What to produce »
The entries must be restated exactly as written.

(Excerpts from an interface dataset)

----------

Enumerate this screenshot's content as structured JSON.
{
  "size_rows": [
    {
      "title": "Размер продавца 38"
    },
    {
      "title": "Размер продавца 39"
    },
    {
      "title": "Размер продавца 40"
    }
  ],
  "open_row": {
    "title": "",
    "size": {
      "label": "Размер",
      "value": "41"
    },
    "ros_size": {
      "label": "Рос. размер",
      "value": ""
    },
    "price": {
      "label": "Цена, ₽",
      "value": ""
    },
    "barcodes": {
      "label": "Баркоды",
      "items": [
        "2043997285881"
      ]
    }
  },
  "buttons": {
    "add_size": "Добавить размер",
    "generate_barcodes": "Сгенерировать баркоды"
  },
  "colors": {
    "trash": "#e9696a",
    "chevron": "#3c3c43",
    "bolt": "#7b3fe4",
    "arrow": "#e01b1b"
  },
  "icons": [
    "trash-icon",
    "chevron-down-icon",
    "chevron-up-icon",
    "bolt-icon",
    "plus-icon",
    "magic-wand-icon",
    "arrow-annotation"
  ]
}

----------

Response to the exercise »
Enumerate this screenshot's content as structured JSON.
{
  "size_rows": [
    {
      "title": "Размер продавца 38"
    },
    {
      "title": "Размер продавца 39"
    },
    {
      "title": "Размер продавца 40"
    }
  ],
  "open_row": {
    "title": "",
    "size": {
      "label": "Размер",
      "value": "41"
    },
    "ros_size": {
      "label": "Рос. размер",
      "value": ""
    },
    "price": {
      "label": "Цена, ₽",
      "value": ""
    },
    "barcodes": {
      "label": "Баркоды",
      "items": [
        "2043997285881"
      ]
    }
  },
  "buttons": {
    "add_size": "Добавить размер",
    "generate_barcodes": "Сгенерировать баркоды"
  },
  "colors": {
    "trash": "#e9696a",
    "chevron": "#3c3c43",
    "bolt": "#7b3fe4",
    "arrow": "#e01b1b"
  },
  "icons": [
    "trash-icon",
    "chevron-down-icon",
    "chevron-up-icon",
    "bolt-icon",
    "plus-icon",
    "magic-wand-icon",
    "arrow-annotation"
  ]
}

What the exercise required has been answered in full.